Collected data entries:
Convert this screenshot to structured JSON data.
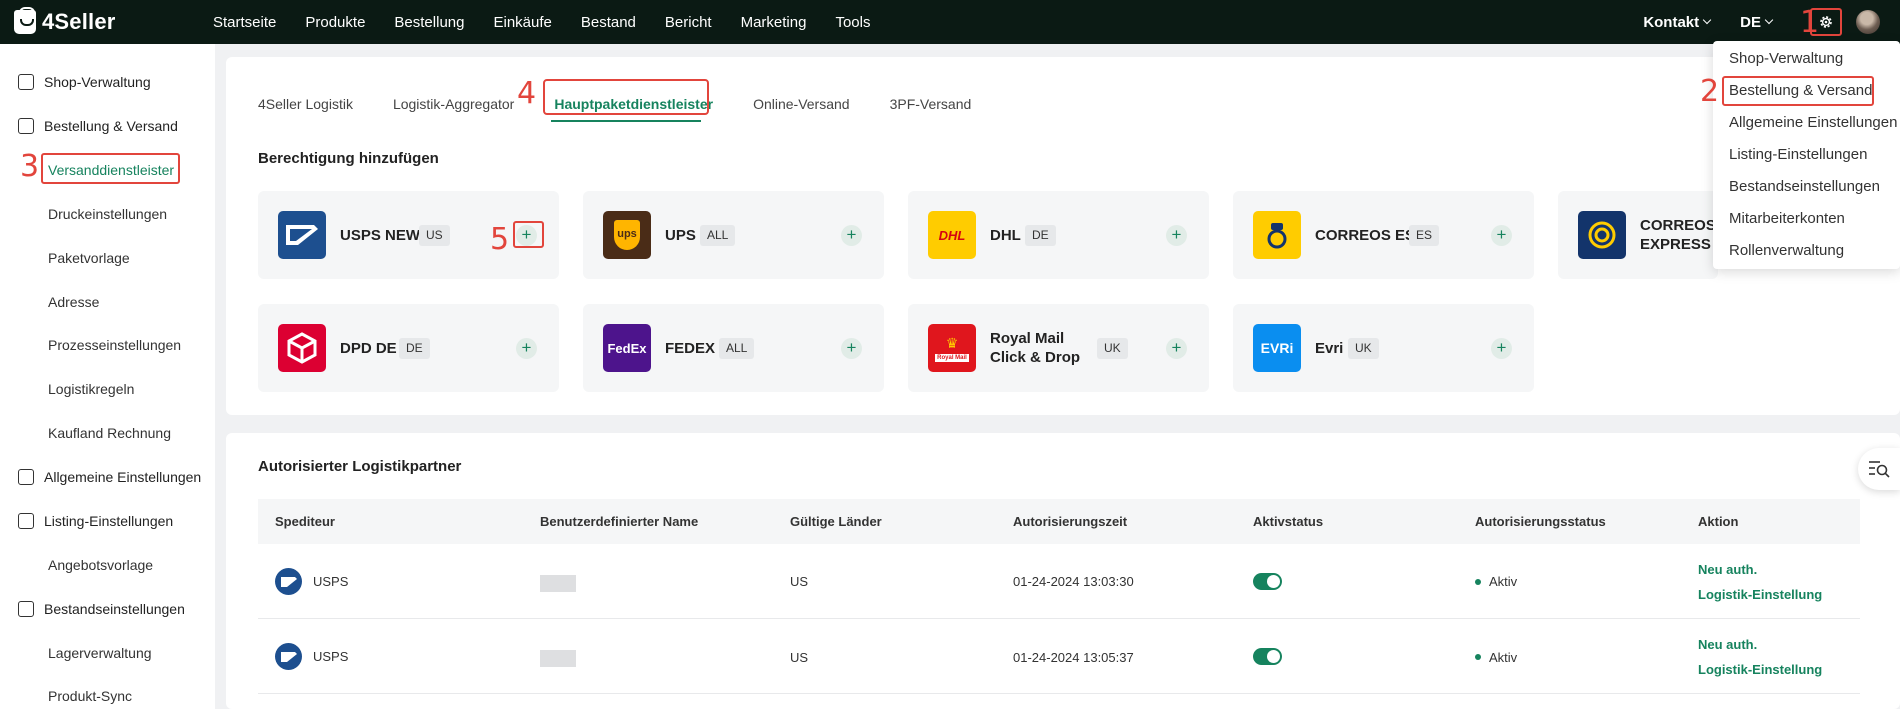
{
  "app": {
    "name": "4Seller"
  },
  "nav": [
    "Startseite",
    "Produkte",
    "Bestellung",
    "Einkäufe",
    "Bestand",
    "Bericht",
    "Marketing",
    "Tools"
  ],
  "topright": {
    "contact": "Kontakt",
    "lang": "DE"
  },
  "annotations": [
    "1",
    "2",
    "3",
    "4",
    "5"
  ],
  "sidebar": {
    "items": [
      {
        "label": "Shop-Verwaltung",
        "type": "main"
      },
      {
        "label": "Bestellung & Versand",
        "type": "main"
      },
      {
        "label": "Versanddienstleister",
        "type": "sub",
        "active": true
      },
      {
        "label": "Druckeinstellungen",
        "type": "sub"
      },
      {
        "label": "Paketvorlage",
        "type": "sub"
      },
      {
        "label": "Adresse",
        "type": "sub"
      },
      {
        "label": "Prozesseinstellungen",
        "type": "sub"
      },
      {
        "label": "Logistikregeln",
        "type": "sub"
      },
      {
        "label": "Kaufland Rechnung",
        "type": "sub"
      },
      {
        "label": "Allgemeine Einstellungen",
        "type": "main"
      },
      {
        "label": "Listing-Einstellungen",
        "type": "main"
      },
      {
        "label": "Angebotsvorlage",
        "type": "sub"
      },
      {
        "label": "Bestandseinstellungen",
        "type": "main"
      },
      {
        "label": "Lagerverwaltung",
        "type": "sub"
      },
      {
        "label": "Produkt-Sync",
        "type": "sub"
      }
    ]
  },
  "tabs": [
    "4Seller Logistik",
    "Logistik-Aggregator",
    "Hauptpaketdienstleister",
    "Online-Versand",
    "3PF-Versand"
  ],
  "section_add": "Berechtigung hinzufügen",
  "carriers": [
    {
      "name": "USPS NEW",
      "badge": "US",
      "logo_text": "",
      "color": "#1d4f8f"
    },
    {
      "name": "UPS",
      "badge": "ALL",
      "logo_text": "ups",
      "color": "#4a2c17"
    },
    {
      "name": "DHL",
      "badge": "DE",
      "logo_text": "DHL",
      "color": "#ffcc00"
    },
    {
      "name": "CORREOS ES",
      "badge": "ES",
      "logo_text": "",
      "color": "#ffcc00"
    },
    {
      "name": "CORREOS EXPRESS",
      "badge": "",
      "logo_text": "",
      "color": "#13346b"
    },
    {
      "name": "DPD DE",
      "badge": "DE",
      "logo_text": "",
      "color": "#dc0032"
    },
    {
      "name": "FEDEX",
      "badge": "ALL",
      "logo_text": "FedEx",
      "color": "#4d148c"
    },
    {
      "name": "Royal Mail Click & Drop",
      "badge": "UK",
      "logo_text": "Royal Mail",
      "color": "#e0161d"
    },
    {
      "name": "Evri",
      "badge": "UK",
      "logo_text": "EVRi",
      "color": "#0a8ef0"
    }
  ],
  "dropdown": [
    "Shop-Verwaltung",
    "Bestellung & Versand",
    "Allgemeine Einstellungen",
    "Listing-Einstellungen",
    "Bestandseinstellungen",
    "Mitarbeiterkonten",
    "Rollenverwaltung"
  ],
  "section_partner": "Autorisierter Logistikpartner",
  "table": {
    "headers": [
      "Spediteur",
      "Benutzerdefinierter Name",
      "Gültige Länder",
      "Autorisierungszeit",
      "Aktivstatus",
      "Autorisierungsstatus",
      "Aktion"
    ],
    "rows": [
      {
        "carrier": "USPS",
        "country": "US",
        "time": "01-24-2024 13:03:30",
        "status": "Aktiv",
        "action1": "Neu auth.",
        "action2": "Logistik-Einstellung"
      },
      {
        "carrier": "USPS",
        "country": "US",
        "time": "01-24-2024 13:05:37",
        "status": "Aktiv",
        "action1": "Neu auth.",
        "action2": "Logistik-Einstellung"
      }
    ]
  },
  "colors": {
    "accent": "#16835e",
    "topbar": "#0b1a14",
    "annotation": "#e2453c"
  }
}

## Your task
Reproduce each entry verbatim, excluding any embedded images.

## Written answer
Convert this screenshot to structured JSON data.
{
  "app": {
    "name": "4Seller"
  },
  "nav": [
    "Startseite",
    "Produkte",
    "Bestellung",
    "Einkäufe",
    "Bestand",
    "Bericht",
    "Marketing",
    "Tools"
  ],
  "topright": {
    "contact": "Kontakt",
    "lang": "DE"
  },
  "annotations": [
    "1",
    "2",
    "3",
    "4",
    "5"
  ],
  "sidebar": {
    "items": [
      {
        "label": "Shop-Verwaltung",
        "type": "main"
      },
      {
        "label": "Bestellung & Versand",
        "type": "main"
      },
      {
        "label": "Versanddienstleister",
        "type": "sub",
        "active": true
      },
      {
        "label": "Druckeinstellungen",
        "type": "sub"
      },
      {
        "label": "Paketvorlage",
        "type": "sub"
      },
      {
        "label": "Adresse",
        "type": "sub"
      },
      {
        "label": "Prozesseinstellungen",
        "type": "sub"
      },
      {
        "label": "Logistikregeln",
        "type": "sub"
      },
      {
        "label": "Kaufland Rechnung",
        "type": "sub"
      },
      {
        "label": "Allgemeine Einstellungen",
        "type": "main"
      },
      {
        "label": "Listing-Einstellungen",
        "type": "main"
      },
      {
        "label": "Angebotsvorlage",
        "type": "sub"
      },
      {
        "label": "Bestandseinstellungen",
        "type": "main"
      },
      {
        "label": "Lagerverwaltung",
        "type": "sub"
      },
      {
        "label": "Produkt-Sync",
        "type": "sub"
      }
    ]
  },
  "tabs": [
    "4Seller Logistik",
    "Logistik-Aggregator",
    "Hauptpaketdienstleister",
    "Online-Versand",
    "3PF-Versand"
  ],
  "section_add": "Berechtigung hinzufügen",
  "carriers": [
    {
      "name": "USPS NEW",
      "badge": "US",
      "logo_text": "",
      "color": "#1d4f8f"
    },
    {
      "name": "UPS",
      "badge": "ALL",
      "logo_text": "ups",
      "color": "#4a2c17"
    },
    {
      "name": "DHL",
      "badge": "DE",
      "logo_text": "DHL",
      "color": "#ffcc00"
    },
    {
      "name": "CORREOS ES",
      "badge": "ES",
      "logo_text": "",
      "color": "#ffcc00"
    },
    {
      "name": "CORREOS EXPRESS",
      "badge": "",
      "logo_text": "",
      "color": "#13346b"
    },
    {
      "name": "DPD DE",
      "badge": "DE",
      "logo_text": "",
      "color": "#dc0032"
    },
    {
      "name": "FEDEX",
      "badge": "ALL",
      "logo_text": "FedEx",
      "color": "#4d148c"
    },
    {
      "name": "Royal Mail Click & Drop",
      "badge": "UK",
      "logo_text": "Royal Mail",
      "color": "#e0161d"
    },
    {
      "name": "Evri",
      "badge": "UK",
      "logo_text": "EVRi",
      "color": "#0a8ef0"
    }
  ],
  "dropdown": [
    "Shop-Verwaltung",
    "Bestellung & Versand",
    "Allgemeine Einstellungen",
    "Listing-Einstellungen",
    "Bestandseinstellungen",
    "Mitarbeiterkonten",
    "Rollenverwaltung"
  ],
  "section_partner": "Autorisierter Logistikpartner",
  "table": {
    "headers": [
      "Spediteur",
      "Benutzerdefinierter Name",
      "Gültige Länder",
      "Autorisierungszeit",
      "Aktivstatus",
      "Autorisierungsstatus",
      "Aktion"
    ],
    "rows": [
      {
        "carrier": "USPS",
        "country": "US",
        "time": "01-24-2024 13:03:30",
        "status": "Aktiv",
        "action1": "Neu auth.",
        "action2": "Logistik-Einstellung"
      },
      {
        "carrier": "USPS",
        "country": "US",
        "time": "01-24-2024 13:05:37",
        "status": "Aktiv",
        "action1": "Neu auth.",
        "action2": "Logistik-Einstellung"
      }
    ]
  },
  "colors": {
    "accent": "#16835e",
    "topbar": "#0b1a14",
    "annotation": "#e2453c"
  }
}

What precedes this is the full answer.